To criticize or punish someone severely, especially in public.


US English

UK English

Part of Speech



Rebuke, reprimand, chastise, criticize, berate, scold, admonish


Praise, compliment, approve, laud, extol

Word Forms

Part of Speech Words
Noun castigation, castigations
Verb castigates, castigating, castigated, castigate
Adjective None
Adverb None

Example Sentences

  • The coach castigated the team for their poor performance on the field and made them do extra practice.

  • The teacher castigated the student for not doing his homework and embarrassed him in front of the class.

  • The boss castigated the employee for making a costly mistake and threatened to fire him if it happened again.

  • The media castigated the politician for his controversial remarks and called for his resignation.


The word “castigate” comes from the Latin word “castigare”, which means to correct or chastise. It is a strong word that is often used in formal or serious contexts. It implies a severe criticism or punishment for a wrongdoing or mistake.

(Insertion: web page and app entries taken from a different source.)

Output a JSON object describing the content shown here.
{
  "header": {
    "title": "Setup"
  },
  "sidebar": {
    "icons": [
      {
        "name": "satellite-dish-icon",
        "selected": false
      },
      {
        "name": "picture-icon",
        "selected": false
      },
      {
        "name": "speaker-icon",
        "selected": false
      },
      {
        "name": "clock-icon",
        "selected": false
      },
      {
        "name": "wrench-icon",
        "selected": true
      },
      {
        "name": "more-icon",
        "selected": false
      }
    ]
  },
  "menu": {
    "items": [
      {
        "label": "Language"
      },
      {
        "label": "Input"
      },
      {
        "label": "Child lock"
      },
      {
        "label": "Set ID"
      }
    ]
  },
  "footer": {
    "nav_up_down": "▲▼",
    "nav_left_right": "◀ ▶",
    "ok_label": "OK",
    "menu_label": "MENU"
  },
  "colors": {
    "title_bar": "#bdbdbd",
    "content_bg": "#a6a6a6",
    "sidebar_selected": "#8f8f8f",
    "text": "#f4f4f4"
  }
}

The word “castigate” can be used both intransitively and transitively. In its intransitive form, it means to criticize severely or to rebuke someone harshly. In its transitive form, it means to punish someone or to impose a penalty on them for their actions.

The word “castigate” is often used in legal, political, or managerial contexts. For example, a judge may castigate a criminal for their heinous crime during sentencing. A politician may be castigated by their opponents for their controversial policies or statements. A manager may castigate an employee for their poor performance or misconduct.

In summary, the word “castigate” is a powerful and formal word that is used to express severe criticism or punishment for someone’s actions or behavior. Its usage connotes a sense of authority, seriousness, and gravity, and is often associated with legal, political, or managerial contexts.